Regardless of whether your association is directly reaching out to and serving today’s consumers, it’s essential to understand how they affect the products and services you provide to your members.
Consumer preferences in communication and house features, not to mention the type of relationship they want with a Realtor®, all affect the way members do business. From online shopping to electronic forms to e-mail and text messaging, the homeselling and homebuying process is evolving.
Take, for example, the two 20-something executives I recently had the opportunity to speak with. Both looked at hundreds of listings online before scheduling appointments (sometimes more than five per day) with the listing agent. Interestingly enough, they both said they felt pressured to sign exclusive buyer agreements or other documents upon first meeting the Realtor®. Neither would do so until they were ready to purchase
Although only a small sample, it’s somewhat representative of how many people in this age group think. Unlike older generations, who relied on traditional print, television, and radio media for news, and who socialized almost exclusively in person,

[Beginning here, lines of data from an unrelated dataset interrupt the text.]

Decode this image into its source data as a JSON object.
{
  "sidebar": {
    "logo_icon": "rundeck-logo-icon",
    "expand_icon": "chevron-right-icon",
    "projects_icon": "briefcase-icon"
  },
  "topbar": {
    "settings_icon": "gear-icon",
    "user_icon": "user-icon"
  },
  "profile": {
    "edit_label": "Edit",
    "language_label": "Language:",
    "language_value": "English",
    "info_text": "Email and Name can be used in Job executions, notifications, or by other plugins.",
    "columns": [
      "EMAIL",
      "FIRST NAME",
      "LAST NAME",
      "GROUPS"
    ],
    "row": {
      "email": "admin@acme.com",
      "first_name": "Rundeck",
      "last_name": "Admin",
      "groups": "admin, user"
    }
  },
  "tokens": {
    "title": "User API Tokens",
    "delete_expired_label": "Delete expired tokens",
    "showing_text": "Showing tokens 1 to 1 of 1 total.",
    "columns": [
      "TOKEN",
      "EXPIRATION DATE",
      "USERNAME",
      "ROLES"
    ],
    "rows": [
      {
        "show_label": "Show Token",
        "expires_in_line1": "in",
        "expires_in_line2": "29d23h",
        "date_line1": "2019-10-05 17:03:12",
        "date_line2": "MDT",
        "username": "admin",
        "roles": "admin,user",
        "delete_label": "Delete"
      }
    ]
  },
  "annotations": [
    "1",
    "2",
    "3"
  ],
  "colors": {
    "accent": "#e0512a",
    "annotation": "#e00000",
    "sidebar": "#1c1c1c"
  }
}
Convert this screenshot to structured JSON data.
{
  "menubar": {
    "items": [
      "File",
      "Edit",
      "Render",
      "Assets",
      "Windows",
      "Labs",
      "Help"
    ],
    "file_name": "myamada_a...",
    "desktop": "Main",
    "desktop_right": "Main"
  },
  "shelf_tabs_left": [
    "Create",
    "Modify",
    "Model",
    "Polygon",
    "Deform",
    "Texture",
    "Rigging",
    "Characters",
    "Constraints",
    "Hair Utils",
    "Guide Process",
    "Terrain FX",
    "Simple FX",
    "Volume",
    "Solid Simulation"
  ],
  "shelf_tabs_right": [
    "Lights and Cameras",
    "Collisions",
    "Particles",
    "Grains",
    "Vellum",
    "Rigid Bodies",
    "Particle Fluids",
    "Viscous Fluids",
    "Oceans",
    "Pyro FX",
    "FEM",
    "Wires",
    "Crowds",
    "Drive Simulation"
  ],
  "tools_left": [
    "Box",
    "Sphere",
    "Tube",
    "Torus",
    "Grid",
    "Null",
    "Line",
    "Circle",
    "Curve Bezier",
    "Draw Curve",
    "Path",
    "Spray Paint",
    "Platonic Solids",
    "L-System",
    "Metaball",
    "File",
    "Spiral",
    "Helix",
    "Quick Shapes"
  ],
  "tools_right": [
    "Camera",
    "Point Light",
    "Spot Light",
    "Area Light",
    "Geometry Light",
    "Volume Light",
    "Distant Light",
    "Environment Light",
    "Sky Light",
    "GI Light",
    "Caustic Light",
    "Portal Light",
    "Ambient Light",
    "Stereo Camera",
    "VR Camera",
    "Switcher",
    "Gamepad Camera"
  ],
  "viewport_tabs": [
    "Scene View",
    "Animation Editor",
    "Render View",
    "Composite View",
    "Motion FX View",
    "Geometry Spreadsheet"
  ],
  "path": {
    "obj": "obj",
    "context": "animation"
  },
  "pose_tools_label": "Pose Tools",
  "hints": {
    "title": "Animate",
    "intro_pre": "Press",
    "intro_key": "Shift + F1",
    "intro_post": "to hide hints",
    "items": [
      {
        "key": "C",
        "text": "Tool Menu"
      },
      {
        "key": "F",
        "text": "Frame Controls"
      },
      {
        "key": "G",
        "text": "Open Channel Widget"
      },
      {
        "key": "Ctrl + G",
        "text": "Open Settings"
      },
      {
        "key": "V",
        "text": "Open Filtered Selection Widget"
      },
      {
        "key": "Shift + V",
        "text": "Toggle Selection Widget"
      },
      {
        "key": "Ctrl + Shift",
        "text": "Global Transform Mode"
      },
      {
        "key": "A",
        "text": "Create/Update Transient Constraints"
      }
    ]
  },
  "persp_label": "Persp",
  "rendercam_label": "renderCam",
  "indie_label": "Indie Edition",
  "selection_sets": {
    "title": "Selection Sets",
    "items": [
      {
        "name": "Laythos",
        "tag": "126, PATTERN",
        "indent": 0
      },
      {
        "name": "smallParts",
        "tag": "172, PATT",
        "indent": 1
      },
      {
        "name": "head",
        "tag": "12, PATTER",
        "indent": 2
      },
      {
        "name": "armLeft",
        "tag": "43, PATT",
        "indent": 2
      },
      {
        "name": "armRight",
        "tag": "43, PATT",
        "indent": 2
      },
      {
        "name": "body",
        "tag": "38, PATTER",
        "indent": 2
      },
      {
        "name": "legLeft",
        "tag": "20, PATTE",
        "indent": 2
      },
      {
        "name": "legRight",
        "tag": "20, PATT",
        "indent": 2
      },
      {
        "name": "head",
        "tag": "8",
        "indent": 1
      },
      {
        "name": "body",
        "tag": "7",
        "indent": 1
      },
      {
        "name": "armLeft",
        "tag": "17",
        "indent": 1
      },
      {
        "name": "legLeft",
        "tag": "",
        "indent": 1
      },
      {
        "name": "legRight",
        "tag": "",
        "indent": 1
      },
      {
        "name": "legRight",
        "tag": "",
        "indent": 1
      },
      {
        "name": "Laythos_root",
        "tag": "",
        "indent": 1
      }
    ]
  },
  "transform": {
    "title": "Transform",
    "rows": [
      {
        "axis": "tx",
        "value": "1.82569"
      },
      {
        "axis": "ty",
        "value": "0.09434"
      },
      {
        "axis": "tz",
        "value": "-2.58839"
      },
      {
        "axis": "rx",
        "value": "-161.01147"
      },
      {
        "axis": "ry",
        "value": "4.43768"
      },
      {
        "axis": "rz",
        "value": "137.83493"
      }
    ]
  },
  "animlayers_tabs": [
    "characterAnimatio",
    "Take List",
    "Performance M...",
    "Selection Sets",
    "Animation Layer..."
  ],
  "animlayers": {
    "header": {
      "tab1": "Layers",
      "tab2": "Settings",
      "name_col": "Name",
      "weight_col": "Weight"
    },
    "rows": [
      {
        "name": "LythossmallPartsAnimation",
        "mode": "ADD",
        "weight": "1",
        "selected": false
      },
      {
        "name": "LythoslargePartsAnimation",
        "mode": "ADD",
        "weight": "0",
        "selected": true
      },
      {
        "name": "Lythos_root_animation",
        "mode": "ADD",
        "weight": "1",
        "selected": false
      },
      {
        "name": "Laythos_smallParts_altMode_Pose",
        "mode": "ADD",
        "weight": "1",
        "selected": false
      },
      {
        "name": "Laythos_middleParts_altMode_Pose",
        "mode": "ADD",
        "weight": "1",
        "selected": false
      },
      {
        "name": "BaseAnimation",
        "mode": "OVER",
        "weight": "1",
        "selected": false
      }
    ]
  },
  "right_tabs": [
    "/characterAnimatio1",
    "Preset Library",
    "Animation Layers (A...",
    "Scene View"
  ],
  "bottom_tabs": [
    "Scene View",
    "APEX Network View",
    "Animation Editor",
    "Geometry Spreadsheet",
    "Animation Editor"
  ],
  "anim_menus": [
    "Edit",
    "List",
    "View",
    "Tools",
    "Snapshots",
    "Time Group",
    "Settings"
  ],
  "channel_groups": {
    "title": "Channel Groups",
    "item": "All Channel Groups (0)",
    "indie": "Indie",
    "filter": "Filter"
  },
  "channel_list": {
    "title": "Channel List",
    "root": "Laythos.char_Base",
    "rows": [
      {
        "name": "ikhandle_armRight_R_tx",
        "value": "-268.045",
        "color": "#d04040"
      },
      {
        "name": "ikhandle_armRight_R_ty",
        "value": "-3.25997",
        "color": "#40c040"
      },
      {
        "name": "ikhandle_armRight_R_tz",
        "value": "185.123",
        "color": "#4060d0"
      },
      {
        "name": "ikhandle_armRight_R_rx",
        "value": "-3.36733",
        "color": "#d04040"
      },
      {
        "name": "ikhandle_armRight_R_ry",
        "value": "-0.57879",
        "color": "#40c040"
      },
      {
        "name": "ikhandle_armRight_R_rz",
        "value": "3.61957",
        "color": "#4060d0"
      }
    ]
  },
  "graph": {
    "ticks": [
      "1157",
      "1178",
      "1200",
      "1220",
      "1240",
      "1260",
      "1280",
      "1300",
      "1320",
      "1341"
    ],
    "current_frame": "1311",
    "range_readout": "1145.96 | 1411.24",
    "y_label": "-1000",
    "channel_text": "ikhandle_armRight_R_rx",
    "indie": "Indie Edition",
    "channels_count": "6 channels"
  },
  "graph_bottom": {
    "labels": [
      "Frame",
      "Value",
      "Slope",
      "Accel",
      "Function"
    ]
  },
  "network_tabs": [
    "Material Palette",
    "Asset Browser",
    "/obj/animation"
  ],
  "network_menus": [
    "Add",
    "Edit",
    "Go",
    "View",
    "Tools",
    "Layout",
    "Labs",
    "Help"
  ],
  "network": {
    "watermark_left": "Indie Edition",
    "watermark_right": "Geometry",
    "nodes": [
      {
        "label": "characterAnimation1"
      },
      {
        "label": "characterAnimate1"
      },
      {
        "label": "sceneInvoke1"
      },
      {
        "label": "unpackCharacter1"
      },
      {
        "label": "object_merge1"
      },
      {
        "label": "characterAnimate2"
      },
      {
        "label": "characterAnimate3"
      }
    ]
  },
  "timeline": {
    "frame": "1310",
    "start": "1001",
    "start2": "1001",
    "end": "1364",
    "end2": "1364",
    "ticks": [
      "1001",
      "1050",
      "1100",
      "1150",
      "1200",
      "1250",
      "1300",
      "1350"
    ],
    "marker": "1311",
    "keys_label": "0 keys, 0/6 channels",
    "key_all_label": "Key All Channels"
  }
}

the younger generations text or chat with friends online, participate in numerous blogs, have MySpace or Facebook Web pages, and receive most of their news and information online.
That said, at a new member orientation last month, I asked the attendees, most in their 30s and 40s, how many had participated in a blog or visited the sites mentioned above only one woman raised her hand to ask, “What’s a blog?”
The two young executives and the woman at the orientation all provide a key insight into how our members’ marketing and communications plans need to be constructed to appeal to a younger consumer.
As you read the articles in this issue, we ask you not only to consider the consumer’s effect on your association programs, but also to contemplate consumers as potential real estate professionals. How do we encourage the younger generations to consider the real estate profession as a career? What programs or information is being provided to schools and universities?
Based on my experience at the last new-member orientation, and looking at the members attending association events, a significant generational imbalance exists between our members and consumers at the first-time-buyer level. Understanding these young consumers is critical to shaping your future member services and programs.
On a totally separate note: As this is my last article as AEC chair, I want to thank all of you who have volunteered your time or participated in AEC subcommittees or activities. Particular thanks goes to your 2008 chair, Diane Ruggiero, for her support and words of encouragement. We also have a fantastic support staff at the National Association of Realtors®, led by Cindy Sampalis. They make the job manageable, rewarding, and very enjoyable. I want to also express my appreciation to the leadership from the Metropolitan Consolidated Association of Realtors® for supporting me during this past year. Serving as AEC chair is an incredibly rewarding experience that I will always remember. I would encourage all Realtor® association executives to become involved. You can make a difference.
Now, if you’ll excuse me, I need to go update my MySpace account, write a few comments on the blog, and return several text messages I received while typing this article. All this just to keep up with and keep track of my 15-, 13-, and 11-year-old kids!